Family Matters is a home-based program designed to prevent tobacco and alcohol use in adolescents. The program is delivered through four booklets mailed to the home and follow-up telephone calls to parents by health educators. The booklets contain lessons and activities designed to motivate families to participate in the program and to encourage families to consider characteristics related to adolescent substance use. Booklet content includes communication skills, parenting styles, attachment and time together, educational encouragement, conflict resolution, availability of tobacco and alcohol in the home, family rules about child use of tobacco and alcohol, and insights into peer and media influences. Each booklet contains information based on behavioral science theory and research and includes participant activities.
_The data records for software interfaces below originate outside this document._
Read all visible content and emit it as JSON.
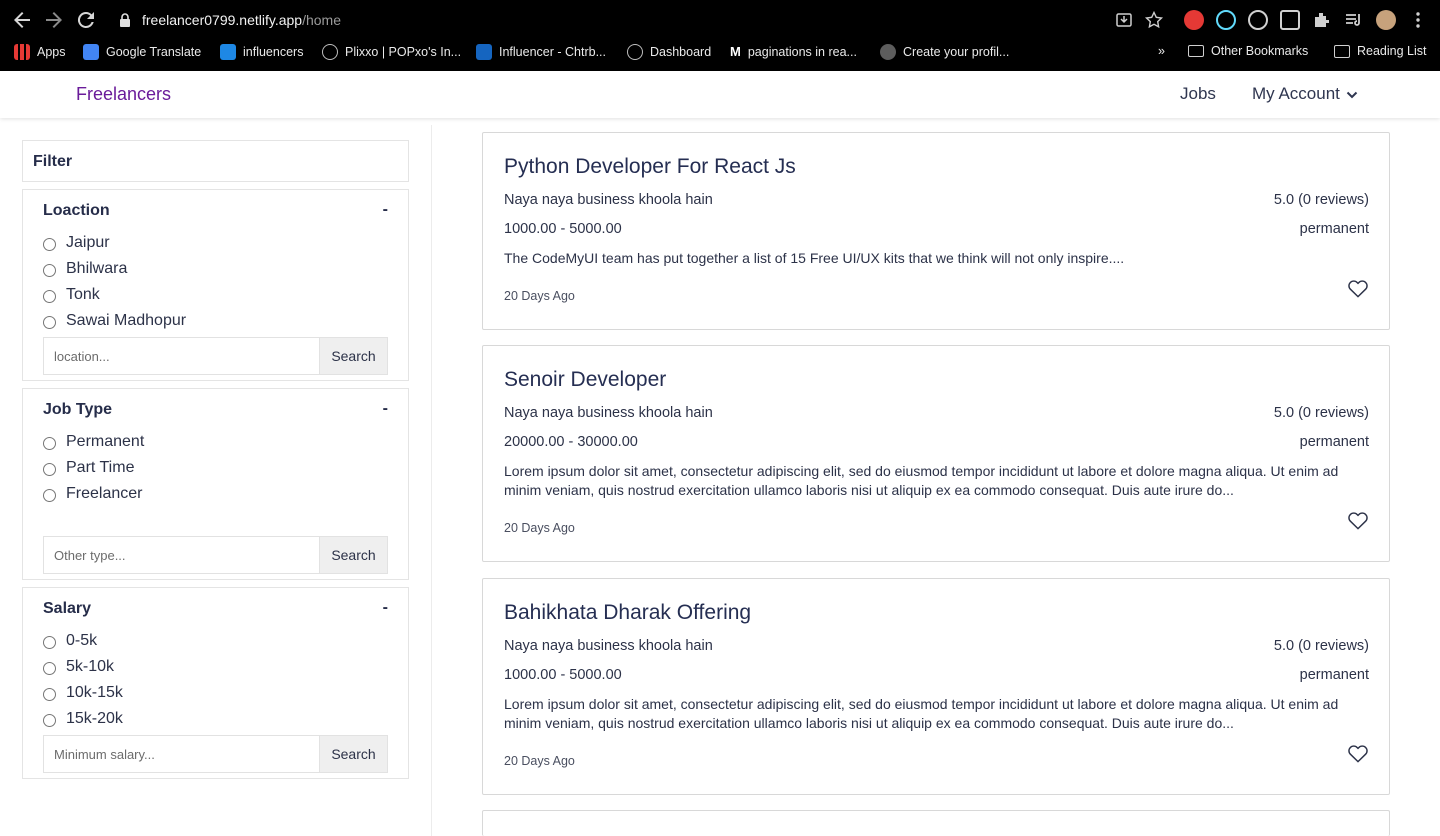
{
  "browser": {
    "url_host": "freelancer0799.netlify.app",
    "url_path": "/home",
    "bookmarks": [
      {
        "label": "Apps",
        "color": "#e53935"
      },
      {
        "label": "Google Translate",
        "color": "#4285f4"
      },
      {
        "label": "influencers",
        "color": "#1e88e5"
      },
      {
        "label": "Plixxo | POPxo's In...",
        "color": "#9e9e9e"
      },
      {
        "label": "Influencer - Chtrb...",
        "color": "#1565c0"
      },
      {
        "label": "Dashboard",
        "color": "#9e9e9e"
      },
      {
        "label": "paginations in rea...",
        "color": "#ffffff"
      },
      {
        "label": "Create your profil...",
        "color": "#bdbdbd"
      }
    ],
    "overflow_label": "»",
    "other_bookmarks": "Other Bookmarks",
    "reading_list": "Reading List"
  },
  "navbar": {
    "brand": "Freelancers",
    "jobs": "Jobs",
    "account": "My Account"
  },
  "filter": {
    "heading": "Filter",
    "location": {
      "title": "Loaction",
      "toggle": "-",
      "options": [
        "Jaipur",
        "Bhilwara",
        "Tonk",
        "Sawai Madhopur"
      ],
      "placeholder": "location...",
      "button": "Search"
    },
    "job_type": {
      "title": "Job Type",
      "toggle": "-",
      "options": [
        "Permanent",
        "Part Time",
        "Freelancer"
      ],
      "placeholder": "Other type...",
      "button": "Search"
    },
    "salary": {
      "title": "Salary",
      "toggle": "-",
      "options": [
        "0-5k",
        "5k-10k",
        "10k-15k",
        "15k-20k"
      ],
      "placeholder": "Minimum salary...",
      "button": "Search"
    }
  },
  "jobs": [
    {
      "title": "Python Developer For React Js",
      "company": "Naya naya business khoola hain",
      "rating": "5.0 (0 reviews)",
      "salary": "1000.00 - 5000.00",
      "type": "permanent",
      "description": "The CodeMyUI team has put together a list of 15 Free UI/UX kits that we think will not only inspire....",
      "posted": "20 Days Ago"
    },
    {
      "title": "Senoir Developer",
      "company": "Naya naya business khoola hain",
      "rating": "5.0 (0 reviews)",
      "salary": "20000.00 - 30000.00",
      "type": "permanent",
      "description": "Lorem ipsum dolor sit amet, consectetur adipiscing elit, sed do eiusmod tempor incididunt ut labore et dolore magna aliqua. Ut enim ad minim veniam, quis nostrud exercitation ullamco laboris nisi ut aliquip ex ea commodo consequat. Duis aute irure do...",
      "posted": "20 Days Ago"
    },
    {
      "title": "Bahikhata Dharak Offering",
      "company": "Naya naya business khoola hain",
      "rating": "5.0 (0 reviews)",
      "salary": "1000.00 - 5000.00",
      "type": "permanent",
      "description": "Lorem ipsum dolor sit amet, consectetur adipiscing elit, sed do eiusmod tempor incididunt ut labore et dolore magna aliqua. Ut enim ad minim veniam, quis nostrud exercitation ullamco laboris nisi ut aliquip ex ea commodo consequat. Duis aute irure do...",
      "posted": "20 Days Ago"
    }
  ]
}
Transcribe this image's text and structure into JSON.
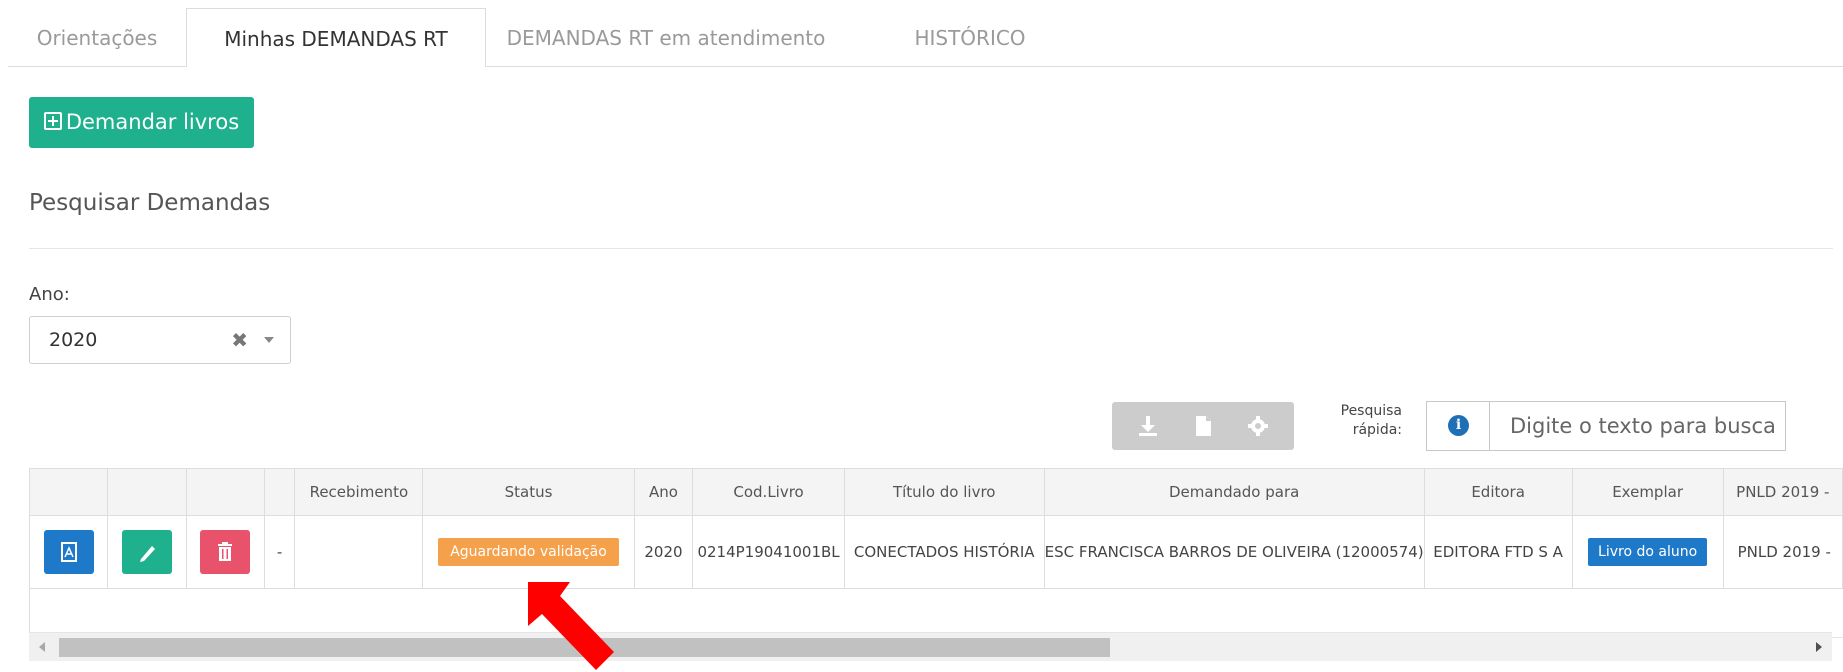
{
  "tabs": [
    {
      "label": "Orientações"
    },
    {
      "label": "Minhas DEMANDAS RT",
      "active": true
    },
    {
      "label": "DEMANDAS RT em atendimento"
    },
    {
      "label": "HISTÓRICO"
    }
  ],
  "actions": {
    "demand_button": "Demandar livros"
  },
  "section": {
    "title": "Pesquisar Demandas"
  },
  "filters": {
    "ano_label": "Ano:",
    "ano_value": "2020",
    "clear_symbol": "✖"
  },
  "toolbar": {
    "icons": [
      "download-icon",
      "file-icon",
      "gear-icon"
    ]
  },
  "search": {
    "label_line1": "Pesquisa",
    "label_line2": "rápida:",
    "info_symbol": "i",
    "placeholder": "Digite o texto para busca"
  },
  "table": {
    "headers": [
      "",
      "",
      "",
      "",
      "Recebimento",
      "Status",
      "Ano",
      "Cod.Livro",
      "Título do livro",
      "Demandado para",
      "Editora",
      "Exemplar",
      "PNLD 2019 -"
    ],
    "rows": [
      {
        "dash": "-",
        "recebimento": "",
        "status": "Aguardando validação",
        "ano": "2020",
        "cod_livro": "0214P19041001BL",
        "titulo": "CONECTADOS HISTÓRIA",
        "demandado_para": "ESC FRANCISCA BARROS DE OLIVEIRA (12000574)",
        "editora": "EDITORA FTD S A",
        "exemplar": "Livro do aluno",
        "programa": "PNLD 2019 -"
      }
    ]
  },
  "colors": {
    "primary_green": "#1fb08e",
    "primary_blue": "#1e7ac9",
    "danger_red": "#e8526b",
    "warning_orange": "#f5a04b",
    "annotation_arrow": "#ff0000"
  }
}
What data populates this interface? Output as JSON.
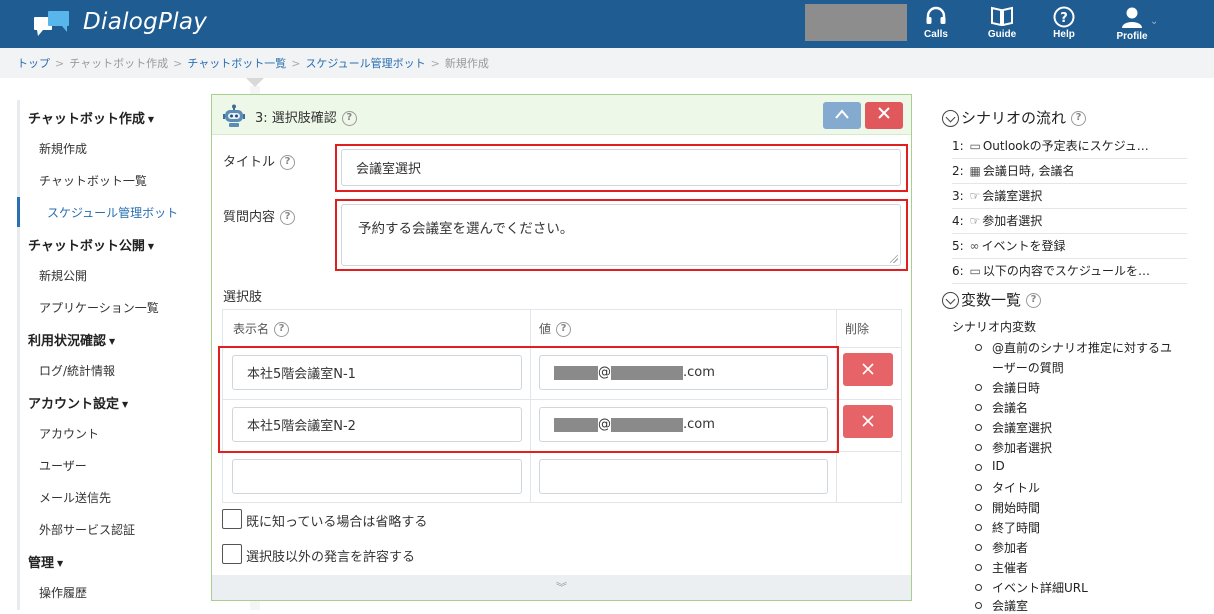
{
  "app": {
    "name": "DialogPlay",
    "nav": {
      "calls": "Calls",
      "guide": "Guide",
      "help": "Help",
      "profile": "Profile"
    }
  },
  "breadcrumb": {
    "items": [
      "トップ",
      "チャットボット作成",
      "チャットボット一覧",
      "スケジュール管理ボット",
      "新規作成"
    ]
  },
  "sidebar": {
    "groups": [
      {
        "label": "チャットボット作成",
        "items": [
          "新規作成",
          "チャットボット一覧",
          "スケジュール管理ボット"
        ]
      },
      {
        "label": "チャットボット公開",
        "items": [
          "新規公開",
          "アプリケーション一覧"
        ]
      },
      {
        "label": "利用状況確認",
        "items": [
          "ログ/統計情報"
        ]
      },
      {
        "label": "アカウント設定",
        "items": [
          "アカウント",
          "ユーザー",
          "メール送信先",
          "外部サービス認証"
        ]
      },
      {
        "label": "管理",
        "items": [
          "操作履歴"
        ]
      }
    ]
  },
  "panel": {
    "title": "3: 選択肢確認",
    "title_label": "タイトル",
    "title_value": "会議室選択",
    "question_label": "質問内容",
    "question_value": "予約する会議室を選んでください。",
    "choices_label": "選択肢",
    "col_display": "表示名",
    "col_value": "値",
    "col_delete": "削除",
    "rows": [
      {
        "display": "本社5階会議室N-1",
        "value_suffix": ".com"
      },
      {
        "display": "本社5階会議室N-2",
        "value_suffix": ".com"
      },
      {
        "display": "",
        "value_suffix": ""
      }
    ],
    "at_sign": "@",
    "skip_if_known": "既に知っている場合は省略する",
    "allow_other": "選択肢以外の発言を許容する"
  },
  "flow": {
    "heading": "シナリオの流れ",
    "items": [
      {
        "num": "1:",
        "icon": "speech-bubble",
        "text": "Outlookの予定表にスケジュ…"
      },
      {
        "num": "2:",
        "icon": "keyboard",
        "text": "会議日時, 会議名"
      },
      {
        "num": "3:",
        "icon": "hand-pointer",
        "text": "会議室選択"
      },
      {
        "num": "4:",
        "icon": "hand-pointer",
        "text": "参加者選択"
      },
      {
        "num": "5:",
        "icon": "link",
        "text": "イベントを登録"
      },
      {
        "num": "6:",
        "icon": "speech-bubble",
        "text": "以下の内容でスケジュールを…"
      }
    ]
  },
  "variables": {
    "heading": "変数一覧",
    "root": "シナリオ内変数",
    "items": [
      "@直前のシナリオ推定に対するユ",
      "ーザーの質問",
      "会議日時",
      "会議名",
      "会議室選択",
      "参加者選択",
      "ID",
      "タイトル",
      "開始時間",
      "終了時間",
      "参加者",
      "主催者",
      "イベント詳細URL",
      "会議室"
    ]
  },
  "colors": {
    "header": "#1f5c91",
    "accent": "#2a6fb0",
    "danger": "#e0575c",
    "highlight": "#e02020"
  }
}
Program Descriptors Include:
Family/Parental Involvement, Substance Abuse

Starting Date: Unspecified
Students Served Per Year: Unspecified
Last Verified: 2009

Risk Factors:

Protective Factors:

Program addresses the following:

Individual factors

  • High-risk social behavior

Community factors

  • Youth social attitudes

Program promotes the following:

Relationships

  • Clear social norms

Independence

  • Healthy/conventional beliefs and standards

Program Resources:

Annual Cost:

Unspecified

Funding Sources Include:

Program Staff Includes:

Unspecified

Parents

Materials Used:

Supporting / Partner Organizations:

Instructional Texts/Manuals

Unspecified

Evaluation Information:

Family Matters was evaluated through a randomized experimental design with a sample of parent-child pairs from throughout the United States. Twelve months after the program, adolescents in families that received Family Matters compared to controls were less likely to have engaged in high-risk/antisocial behavior, less likely to have smoked and less likely to have used alcohol.

How evaluation data was collected:
Data collected and analyzed at state or organizational level